- _Work task_:
Scan the data below and give the number of lines that include the word "JSON", with no other words.

- _Data to process_:
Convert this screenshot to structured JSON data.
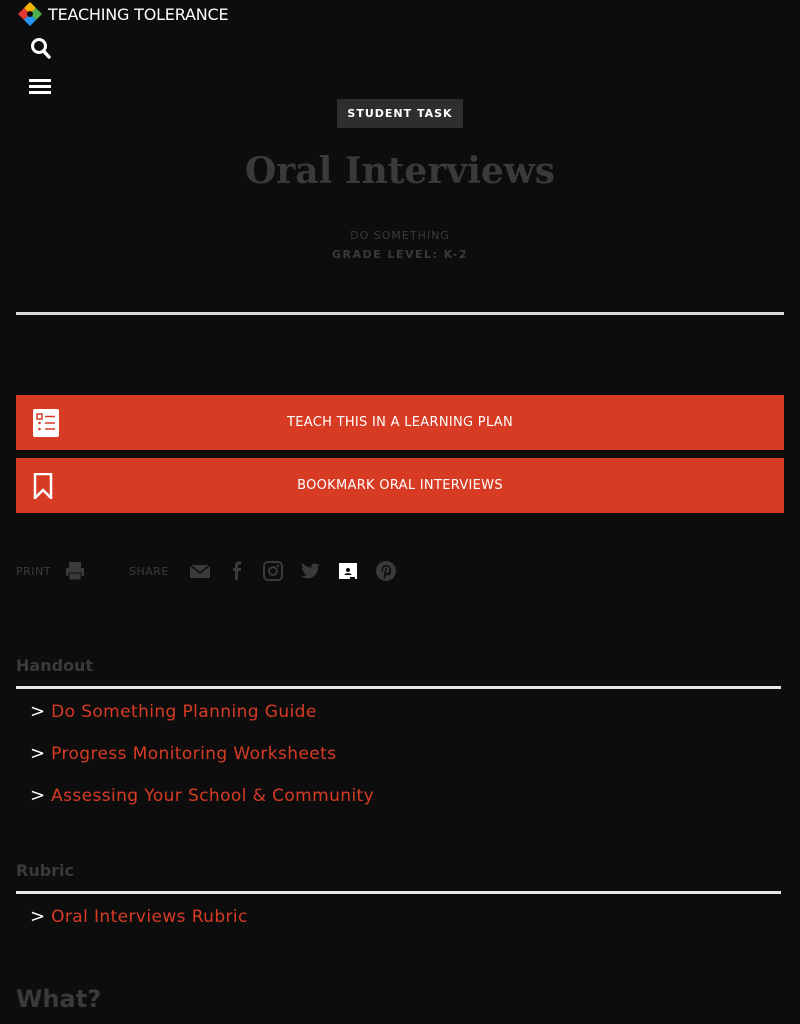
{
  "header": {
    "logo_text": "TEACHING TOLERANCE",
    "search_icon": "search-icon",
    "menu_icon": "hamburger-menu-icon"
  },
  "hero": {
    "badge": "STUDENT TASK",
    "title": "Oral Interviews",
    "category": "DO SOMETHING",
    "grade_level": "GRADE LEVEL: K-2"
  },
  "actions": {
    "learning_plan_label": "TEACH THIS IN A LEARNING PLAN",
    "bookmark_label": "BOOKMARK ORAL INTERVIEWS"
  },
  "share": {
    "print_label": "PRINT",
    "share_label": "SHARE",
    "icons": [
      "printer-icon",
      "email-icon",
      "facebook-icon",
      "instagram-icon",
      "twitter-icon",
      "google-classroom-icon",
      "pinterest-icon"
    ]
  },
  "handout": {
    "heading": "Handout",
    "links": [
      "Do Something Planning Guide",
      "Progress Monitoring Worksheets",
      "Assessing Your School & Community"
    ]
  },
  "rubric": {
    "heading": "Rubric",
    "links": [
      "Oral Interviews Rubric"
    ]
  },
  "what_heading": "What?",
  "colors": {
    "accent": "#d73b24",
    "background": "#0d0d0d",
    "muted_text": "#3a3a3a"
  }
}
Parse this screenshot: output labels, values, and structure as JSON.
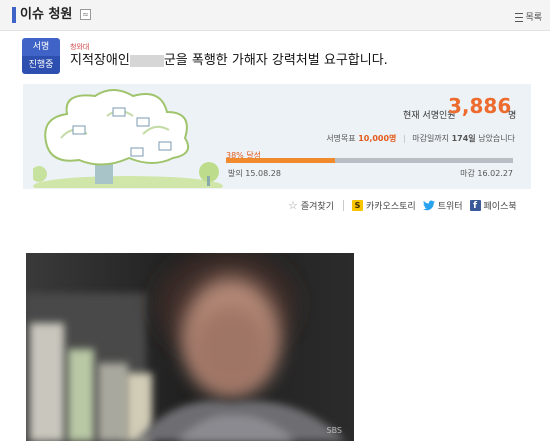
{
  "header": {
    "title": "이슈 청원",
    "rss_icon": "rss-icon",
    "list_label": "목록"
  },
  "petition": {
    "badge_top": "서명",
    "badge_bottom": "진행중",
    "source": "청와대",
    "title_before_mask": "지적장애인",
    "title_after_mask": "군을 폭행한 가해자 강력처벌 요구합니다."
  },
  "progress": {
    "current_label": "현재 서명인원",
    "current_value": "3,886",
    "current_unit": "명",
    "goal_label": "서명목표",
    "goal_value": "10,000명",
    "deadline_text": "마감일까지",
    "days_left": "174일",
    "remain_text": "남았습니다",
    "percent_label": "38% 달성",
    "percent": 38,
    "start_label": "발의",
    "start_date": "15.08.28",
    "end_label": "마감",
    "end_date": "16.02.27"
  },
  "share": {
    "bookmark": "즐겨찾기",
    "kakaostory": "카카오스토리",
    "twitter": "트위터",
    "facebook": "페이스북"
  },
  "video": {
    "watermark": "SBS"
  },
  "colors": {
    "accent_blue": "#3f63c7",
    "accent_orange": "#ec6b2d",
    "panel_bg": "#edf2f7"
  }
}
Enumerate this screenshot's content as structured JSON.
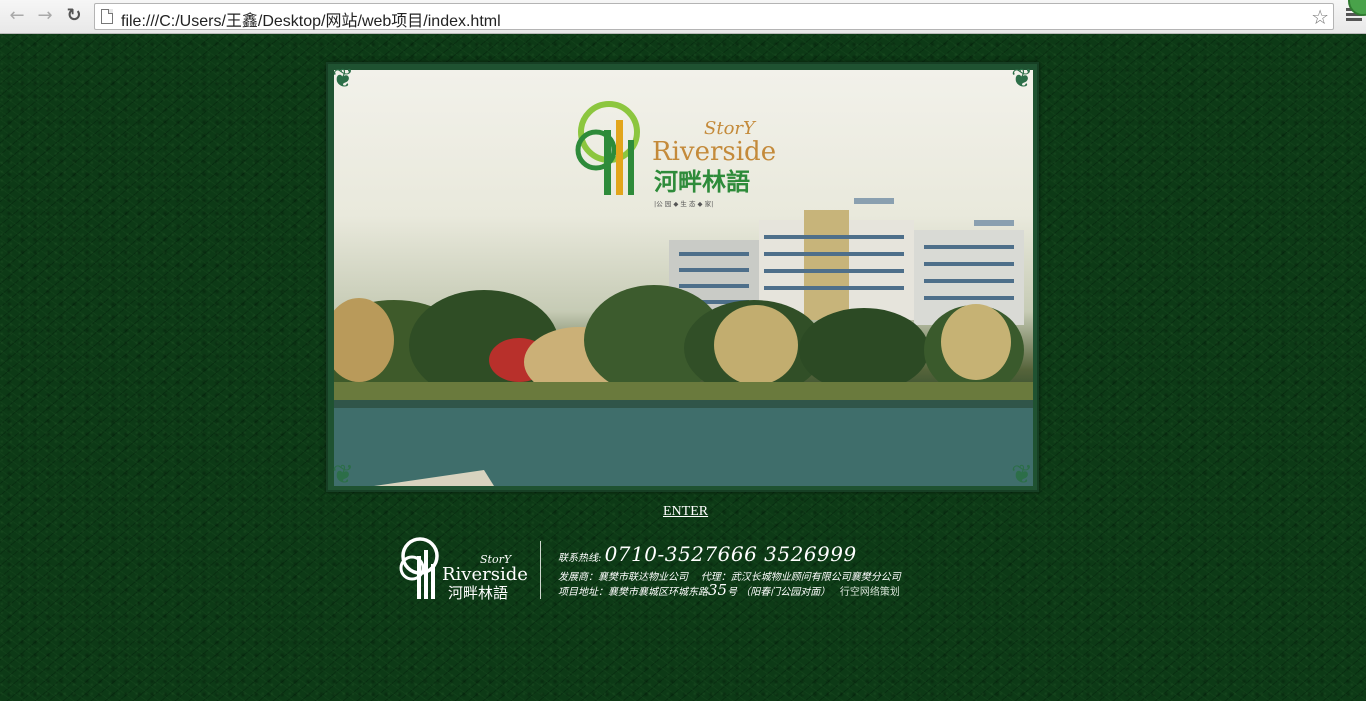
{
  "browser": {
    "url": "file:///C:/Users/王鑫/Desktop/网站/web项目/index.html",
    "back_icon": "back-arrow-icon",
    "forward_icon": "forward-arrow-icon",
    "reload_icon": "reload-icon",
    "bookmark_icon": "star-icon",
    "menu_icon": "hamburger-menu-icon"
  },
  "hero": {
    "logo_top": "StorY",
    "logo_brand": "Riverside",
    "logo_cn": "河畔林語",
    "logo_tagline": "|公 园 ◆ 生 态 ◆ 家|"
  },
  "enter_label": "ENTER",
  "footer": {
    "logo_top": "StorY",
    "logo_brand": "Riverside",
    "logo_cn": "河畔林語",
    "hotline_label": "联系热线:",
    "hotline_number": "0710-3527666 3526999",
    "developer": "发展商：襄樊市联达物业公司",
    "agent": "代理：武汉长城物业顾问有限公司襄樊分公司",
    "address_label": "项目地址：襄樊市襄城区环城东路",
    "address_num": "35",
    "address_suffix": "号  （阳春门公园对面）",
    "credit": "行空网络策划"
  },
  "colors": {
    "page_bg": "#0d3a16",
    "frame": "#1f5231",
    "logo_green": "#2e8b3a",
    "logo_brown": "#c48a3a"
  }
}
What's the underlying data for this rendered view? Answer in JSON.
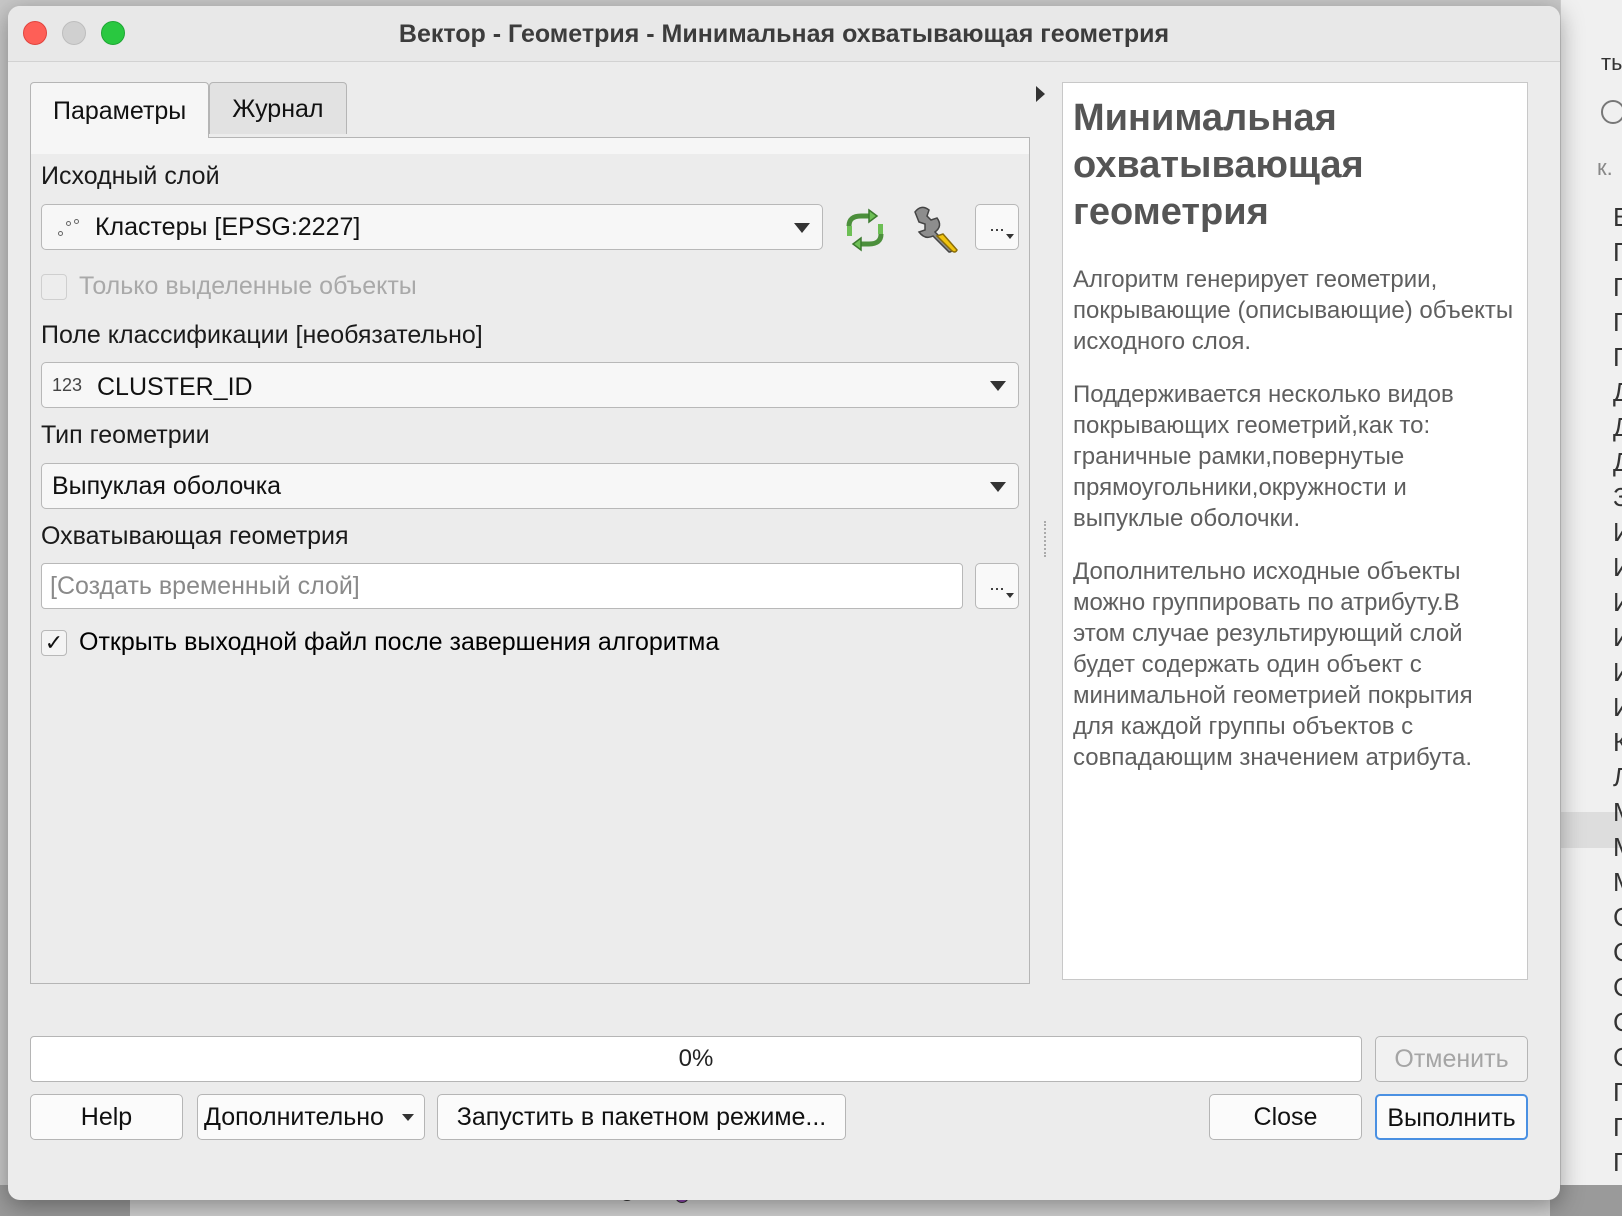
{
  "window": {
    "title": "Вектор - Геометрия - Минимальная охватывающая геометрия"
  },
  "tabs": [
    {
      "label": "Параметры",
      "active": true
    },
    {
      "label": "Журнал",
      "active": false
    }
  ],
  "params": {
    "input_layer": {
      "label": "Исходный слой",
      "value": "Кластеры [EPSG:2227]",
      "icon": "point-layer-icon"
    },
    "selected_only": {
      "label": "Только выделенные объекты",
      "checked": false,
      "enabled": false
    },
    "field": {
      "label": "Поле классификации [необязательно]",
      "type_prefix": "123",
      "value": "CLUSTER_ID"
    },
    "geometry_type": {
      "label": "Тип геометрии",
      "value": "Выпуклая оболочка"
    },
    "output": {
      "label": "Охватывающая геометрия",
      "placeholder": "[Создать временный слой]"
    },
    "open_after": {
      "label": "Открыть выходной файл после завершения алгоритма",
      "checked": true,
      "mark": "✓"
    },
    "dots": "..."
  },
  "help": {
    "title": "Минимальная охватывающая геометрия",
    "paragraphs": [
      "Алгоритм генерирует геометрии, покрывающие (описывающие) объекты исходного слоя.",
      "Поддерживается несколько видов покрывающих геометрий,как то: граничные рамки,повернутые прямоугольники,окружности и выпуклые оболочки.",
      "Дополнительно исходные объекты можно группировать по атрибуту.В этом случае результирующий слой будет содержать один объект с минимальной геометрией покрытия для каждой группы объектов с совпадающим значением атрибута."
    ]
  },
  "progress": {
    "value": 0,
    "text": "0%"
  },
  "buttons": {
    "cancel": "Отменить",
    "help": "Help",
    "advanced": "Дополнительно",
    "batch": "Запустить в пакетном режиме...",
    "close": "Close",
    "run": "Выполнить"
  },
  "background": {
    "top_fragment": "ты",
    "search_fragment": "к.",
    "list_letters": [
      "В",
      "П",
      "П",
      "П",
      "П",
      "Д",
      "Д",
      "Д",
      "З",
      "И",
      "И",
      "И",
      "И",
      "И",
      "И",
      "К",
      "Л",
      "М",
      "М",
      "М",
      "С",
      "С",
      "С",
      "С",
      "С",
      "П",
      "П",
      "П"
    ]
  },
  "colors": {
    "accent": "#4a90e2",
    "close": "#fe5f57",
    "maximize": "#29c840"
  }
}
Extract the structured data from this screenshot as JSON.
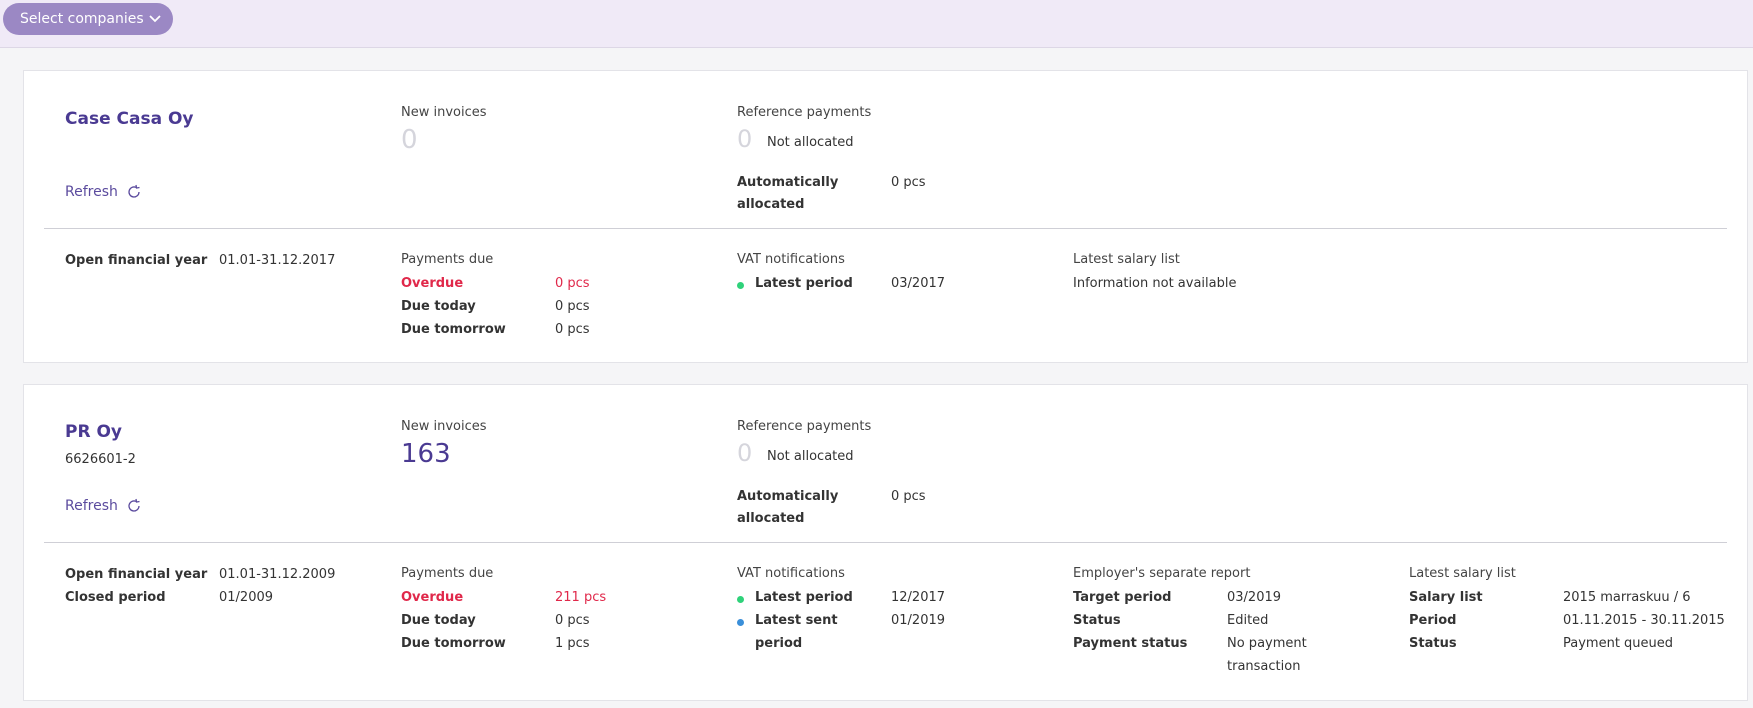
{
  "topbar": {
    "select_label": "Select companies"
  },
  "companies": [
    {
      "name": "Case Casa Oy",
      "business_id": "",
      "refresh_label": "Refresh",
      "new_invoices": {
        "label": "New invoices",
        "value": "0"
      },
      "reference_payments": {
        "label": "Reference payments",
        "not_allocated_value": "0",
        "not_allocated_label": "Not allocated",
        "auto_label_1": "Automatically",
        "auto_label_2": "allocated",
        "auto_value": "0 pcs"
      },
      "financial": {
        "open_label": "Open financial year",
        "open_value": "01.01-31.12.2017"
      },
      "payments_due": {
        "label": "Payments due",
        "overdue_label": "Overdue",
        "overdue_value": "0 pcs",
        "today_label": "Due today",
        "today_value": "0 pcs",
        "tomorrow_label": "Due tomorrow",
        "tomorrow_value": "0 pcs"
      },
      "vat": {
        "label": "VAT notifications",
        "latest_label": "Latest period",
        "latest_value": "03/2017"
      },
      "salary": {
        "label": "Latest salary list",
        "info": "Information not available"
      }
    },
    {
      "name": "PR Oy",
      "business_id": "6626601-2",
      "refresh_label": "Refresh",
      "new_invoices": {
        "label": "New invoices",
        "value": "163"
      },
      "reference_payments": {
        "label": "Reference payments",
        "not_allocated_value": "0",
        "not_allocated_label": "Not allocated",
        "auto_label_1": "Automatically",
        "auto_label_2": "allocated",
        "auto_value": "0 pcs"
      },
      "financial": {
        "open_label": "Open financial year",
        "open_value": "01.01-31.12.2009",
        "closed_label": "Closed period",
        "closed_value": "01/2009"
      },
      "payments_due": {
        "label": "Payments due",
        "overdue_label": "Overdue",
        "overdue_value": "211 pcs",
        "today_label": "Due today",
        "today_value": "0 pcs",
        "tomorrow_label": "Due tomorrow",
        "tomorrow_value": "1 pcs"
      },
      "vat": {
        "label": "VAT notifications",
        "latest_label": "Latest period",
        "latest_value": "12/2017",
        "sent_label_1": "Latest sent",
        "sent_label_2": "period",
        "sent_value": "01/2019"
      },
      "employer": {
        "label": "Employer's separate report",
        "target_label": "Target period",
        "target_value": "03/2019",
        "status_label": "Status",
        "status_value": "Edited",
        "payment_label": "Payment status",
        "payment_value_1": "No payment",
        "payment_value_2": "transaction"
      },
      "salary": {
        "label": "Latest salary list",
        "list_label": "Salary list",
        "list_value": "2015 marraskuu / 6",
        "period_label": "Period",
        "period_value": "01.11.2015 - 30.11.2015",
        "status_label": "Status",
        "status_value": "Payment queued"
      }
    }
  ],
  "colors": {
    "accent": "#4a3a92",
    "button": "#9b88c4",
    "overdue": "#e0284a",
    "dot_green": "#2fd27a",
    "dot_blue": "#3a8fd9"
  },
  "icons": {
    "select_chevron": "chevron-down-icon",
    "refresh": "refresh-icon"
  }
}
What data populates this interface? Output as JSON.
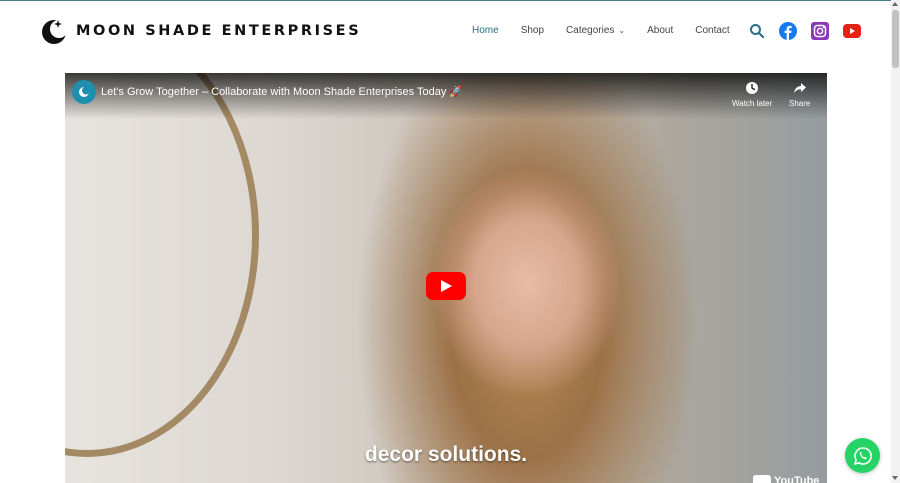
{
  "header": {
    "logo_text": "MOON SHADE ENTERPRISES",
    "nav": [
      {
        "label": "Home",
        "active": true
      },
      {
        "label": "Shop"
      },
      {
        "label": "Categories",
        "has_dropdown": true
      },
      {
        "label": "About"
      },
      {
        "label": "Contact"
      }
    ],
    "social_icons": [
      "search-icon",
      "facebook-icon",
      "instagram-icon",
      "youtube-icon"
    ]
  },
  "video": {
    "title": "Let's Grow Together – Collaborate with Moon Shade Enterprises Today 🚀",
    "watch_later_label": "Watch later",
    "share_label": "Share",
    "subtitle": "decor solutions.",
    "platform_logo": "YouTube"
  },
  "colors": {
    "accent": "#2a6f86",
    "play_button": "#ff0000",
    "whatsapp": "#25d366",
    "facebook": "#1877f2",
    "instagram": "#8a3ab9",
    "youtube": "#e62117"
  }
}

- _Output of the exercise_:
6